When Netflix (NASDAQ:NFLX) teamed up with Adam Sandler's Happy Madison production team on a deal for four movies it was easy to fear the worst. Sandler can be box office gold -- his movies have amassed more than $3 billion in ticket sales over the years -- but he also can cut loose with a real stinker (insert infantile Sandler joke here) from time to time. Just one of his last five live-action films topped $100 million in ticket sales in this country.
Would Sandler's camp take the deal seriously? Without box office receipts to publicly tally it would be easy to fall into the trap of offering up half-hearted or oft-rejected projects Netflix's way. The deal with Netflix will find the four flicks premiering exclusively on the premium video streaming platform worldwide, but it's still hard to track the popularity of content that's accumulating in Netflix's growing digital vault.
Thankfully it doesn't seem as if it will come to that. There's a pretty impressive cast reportedly lining up for the first movie of Sandler's deal, according to Hollywood tracker The Wrap. Ridiculous 6 -- a play on Western ensemble movies -- will find Sandler starring alongside Nick Nolte, Steve Buscemi, Luke Wilson, Dan Aykroyd, and many of the regulars that appear in Sandler films. There are also a few up and comers including Whitney Cummings, Taylor Lautner, and Blake Shelton in the mix.

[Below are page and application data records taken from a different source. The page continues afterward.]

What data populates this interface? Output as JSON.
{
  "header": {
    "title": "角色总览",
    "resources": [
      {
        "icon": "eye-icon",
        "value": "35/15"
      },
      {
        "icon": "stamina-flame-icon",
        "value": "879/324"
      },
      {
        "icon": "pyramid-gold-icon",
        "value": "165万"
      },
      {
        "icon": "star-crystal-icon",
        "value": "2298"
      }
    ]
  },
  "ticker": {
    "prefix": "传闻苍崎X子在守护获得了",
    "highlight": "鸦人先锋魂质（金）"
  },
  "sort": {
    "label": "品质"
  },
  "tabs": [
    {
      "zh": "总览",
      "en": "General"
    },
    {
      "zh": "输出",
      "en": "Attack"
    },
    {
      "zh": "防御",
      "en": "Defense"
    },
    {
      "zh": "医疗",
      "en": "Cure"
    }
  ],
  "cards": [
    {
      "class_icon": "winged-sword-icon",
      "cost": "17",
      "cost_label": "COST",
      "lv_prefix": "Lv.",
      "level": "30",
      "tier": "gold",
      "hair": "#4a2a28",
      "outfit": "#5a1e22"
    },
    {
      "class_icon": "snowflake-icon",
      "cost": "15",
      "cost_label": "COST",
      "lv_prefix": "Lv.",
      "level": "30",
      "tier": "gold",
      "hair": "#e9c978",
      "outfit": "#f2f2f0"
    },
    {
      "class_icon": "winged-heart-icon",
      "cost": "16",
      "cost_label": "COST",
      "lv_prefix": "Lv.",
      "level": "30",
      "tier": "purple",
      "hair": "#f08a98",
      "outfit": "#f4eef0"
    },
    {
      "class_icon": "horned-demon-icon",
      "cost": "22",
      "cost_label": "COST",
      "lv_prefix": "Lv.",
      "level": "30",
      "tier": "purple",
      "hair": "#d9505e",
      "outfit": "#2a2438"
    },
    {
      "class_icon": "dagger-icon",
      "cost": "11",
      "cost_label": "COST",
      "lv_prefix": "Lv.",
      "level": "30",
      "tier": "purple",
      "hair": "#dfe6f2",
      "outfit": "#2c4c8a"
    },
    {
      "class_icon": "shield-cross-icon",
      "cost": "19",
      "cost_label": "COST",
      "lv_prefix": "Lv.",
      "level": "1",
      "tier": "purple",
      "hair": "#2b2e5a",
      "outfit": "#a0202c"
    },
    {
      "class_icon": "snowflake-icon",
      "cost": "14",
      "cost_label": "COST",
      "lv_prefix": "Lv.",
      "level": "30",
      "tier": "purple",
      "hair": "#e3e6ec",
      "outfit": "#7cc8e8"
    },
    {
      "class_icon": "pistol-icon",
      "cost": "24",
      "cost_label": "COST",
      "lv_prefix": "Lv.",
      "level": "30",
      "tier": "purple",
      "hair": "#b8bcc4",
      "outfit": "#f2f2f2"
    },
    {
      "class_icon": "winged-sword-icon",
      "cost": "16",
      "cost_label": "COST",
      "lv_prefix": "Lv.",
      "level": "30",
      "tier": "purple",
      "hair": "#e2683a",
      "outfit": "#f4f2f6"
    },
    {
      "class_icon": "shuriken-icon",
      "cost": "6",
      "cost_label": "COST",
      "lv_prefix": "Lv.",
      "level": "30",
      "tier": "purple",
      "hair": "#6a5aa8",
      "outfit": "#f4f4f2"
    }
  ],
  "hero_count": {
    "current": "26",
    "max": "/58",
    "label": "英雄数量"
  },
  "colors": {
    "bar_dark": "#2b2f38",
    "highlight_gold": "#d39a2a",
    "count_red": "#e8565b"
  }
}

Sure, a comedy set in the Wild West may seem like a dicey proposition. A Million Ways to Die in the West rang up a disappointing $43.1 million in domestic ticket sales last year. Even Liam Neeson and Charlize Theron starring alongside Seth MacFarlane wasn't enough to save the critically panned turkey.
Then again, that may also be why this Sandler-penned script was available for Netflix. The Wrap reports that Ridiculous 6 was previously set up at two different studios before making its way to Netflix. If Paramount and Sony would've believed in the project it probably would have been out by now.
Ridiculous 6 begins production in February. There isn't a firm release date.
The multiplex is in the palm of your hand
Amazon.com (NASDAQ:AMZN) and Netflix may have started out as Hollywood outlets for serial dramas and other TV shows, but both dot-com darlings are now throwing their weight behind movies. It remains to be seen what Amazon will be able to drum up with its goal of bankrolling a dozen low-budget indie projects a year. It may hit pay dirt from time to time, but Netflix is aiming higher. Between this summer's highly anticipated sequel to Crouching Tiger, Hidden Dragon and a star-studded Ridiculous 6 you can be sure that prolific Hollywood celebrities that had pet projects squashed by major studios will be lining up to meet with Netflix content chief Ted Sarandos.
It's easy for Netflix to justify the push into movies. Last year's rate increase is an unspoken promise to subscribers to keep spending on magnetic content. There are 57.4 million streaming subscribers worldwide for Netflix to divvy up its content obligation costs, and that number should be even higher by the time Ridiculous 6 hits an Internet connection near you.
Hollywood and movie critics are watching Sandler for a change. Happy Madison knows that it better not blow this.